Let me say right up front: iFixit is a godsend to tech users.
I’ve taken apart and repaired more Macs, iOS, mobile devices and so on than I can count. Their free online repair manuals can guide you to the same result.
The local cellular store–or Best Buy–wants to charge you $50-100 or more to repair your iPod’s broken touch wheel, or your iPhone’s broken screen. You can probably do it yourself for a fraction of that.
From an upcoming profile in Mother Jones magazine:
IN MARCH, ONE DAY BEFORE THE RELEASE of the iPad 3, iFixit cofounder Luke Soules traveled 17 hours from San Luis Obispo, California, to Melbourne, Australia, so that he could be the first person in the world—literally—to purchase one.
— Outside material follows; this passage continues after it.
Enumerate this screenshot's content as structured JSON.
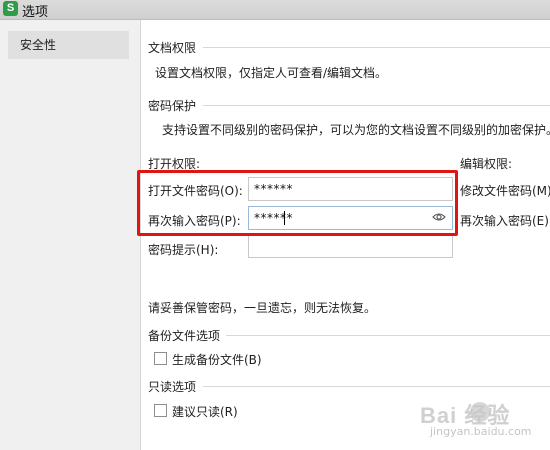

Then, wielding a heat gun, some high-powered suction cups, eight guitar picks, a Phillips screwdriver, and a flat-headed tool called a spudger, he proceeded to gut the thing part by part, tweeting out photos as he did.
The stunt was catnip for a technology press eager for an angle on the latest launch and for gadget geeks hot to glimpse live nude photos of the iPad’s massive battery and dual-core A5X processor. But the teardown, one in a series, had a more subversive purpose. “We’ve figured out how to hijack the news cycle to change the dialogue to be more about long-term thinking and repair,” explains Kyle Wiens, who founded iFixit with Soules while both were students at California Polytechnic State University.
Indeed, most stories about the teardown noted why iFixit had rated the new iPad a paltry 2 out of 10 for repairability: glued-together components that make it nearly impossible to fix a cracked screen, replace a dead battery, or even disassemble a defunct iPad for recycling. “Apple has trained people to think that when their battery wears out it means that their device is wearing out and you just get a new one,” Wiens says.
iFixit—a fixture on Inc. magazine’s list of fastest-growing US firms—aims to change that assumption. It sells tools and parts and provides free, crowdsourced manuals showing how to repair everything from smartphones to bikes and coffeemakers. At last count, there were more than 6,000 photo-heavy how-tos on its website, two-thirds of them generated wiki-style by the company’s global community of around 50,000 fixers. (Millions more use the site but don’t contribute content.)
I once got into an argument in May 1998 with a higher-ranking (and retired) engineer of a then-major computer company over what certainly looked to me like planned obsolescence in the computer industry. I told him that the American people would not accept the premise that the computer companies were trying to sell: spending $2000 or more for a computer and/or its related equipment (like a monitor), then being forced to throw all that away after just a few years because they were unable to repair or upgrade, or economically fix any broken parts.
While I was wrong–the hundreds of mercury-poisoned landfills across the US and the many second-hand computer stores are proof that we have and do throw away our older computers with frightening regularity–at least iFixit.com proves that I wasn’t completely off-base.
Many of us do see value in attempting a DIY repair. As co-founder Kyle Weins points out:
Wiens concedes that changing people’s habits is an uphill battle. “We’re fighting some innate psychological tendencies where we get an endorphin boost from buying things,” he says. But his hope is that teaching us how to fix things might deliver its own endorphin boost. It’s not that far-fetched.
It’s a big rush when you can fix your prized device yourself. Give it a try.